5. Your payments can get bigger… much bigger.
When interest rates are rising, your mortgage payment will increase with them when you’re on an ARM. Mortgage interest rates are somewhat stable, so dramatic increases are unlikely. They are, however, still possible. If buyers choose this type of mortgage for their home, then they must budget for the worst-case scenario during the adjustment periods to ensure they will still be able to make the necessary payments that come due each month.
6. Not all caps for ARMs are created equally.
Just because you have a payment cap or interest-rate cap on your adjustable rate mortgage does not mean you have an insurance policy against an unaffordable future payment. The first adjustments permitted by a cap could be as high as 5% for some buyers. Then future caps might be set at 1%. That can be a hefty swing, especially if it occurs within the interest rate portion of the mortgage.
7. It can lead some buyers toward negative amortization.

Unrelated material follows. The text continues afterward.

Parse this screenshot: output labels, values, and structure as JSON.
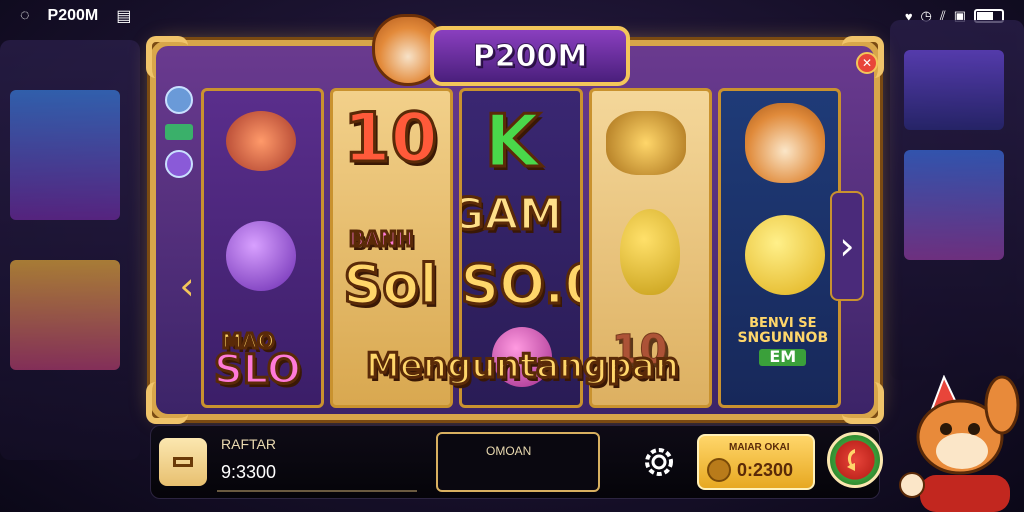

Having payment caps and interest-rate caps in place can provide buyers with a certain layer of protection against a wild swing in their monthly required payments. If your mortgage has a payment limit, regardless of what the interest rate may be, then it is possible to fall into negative amortization. That means your mortgage would increase, even though you’re making monthly payments, because you are not paying off the accumulated interest on your loan with the capped payment.
8. Rates and payments can still rise, despite caps.
Let’s say you’ve got a 5/1 ARM and this is your first adjustment period. Now let’s say interest rates have risen by 4% since you first signed on the dotted line. Your mortgage includes a 2% maximum first year cap, then a 1% cap for each additional adjustment period that happens annually. On your first adjustment, you’ll receive the full 2% adjustment. Now let’s say that rates remain stable over the next 24 months. Because the increase was 4%, you’ll still see a 1% interest rate increase each year.
9. You are the one assuming most of the risk.
Most lenders and banks reward buyers who want to take on an adjustable rate mortgage because it is the buyer, not the bank, who assumes most of the risk. With an ARM, buyers take on the risk that interest rates will rise. With a fixed-rate mortgage, that risk shifts to the bank. After all, if interest rates fall and you’ve got a fixed-rate mortgage, there is a good chance you could refinance that mortgage. The same cannot always be said of an ARM.
These adjustable rate mortgage pros and cons must be carefully considered when looking at your mortgage options. There are distinct advantages for some buyers that make it a viable loan option. There are distinct disadvantages that must be evaluated as well since an unaffordable higher payment could drive some homeowners toward foreclosure and a lengthy reduction in their creditworthiness.
Blog Post Author Credentials
Louise Gaille is the author of this post. She received her B.A. in Economics from the University of Washington. In addition to being a seasoned writer, Louise has almost a decade of experience in Banking and Finance. If you have any suggestions on how to make this post better, then go here to contact our team.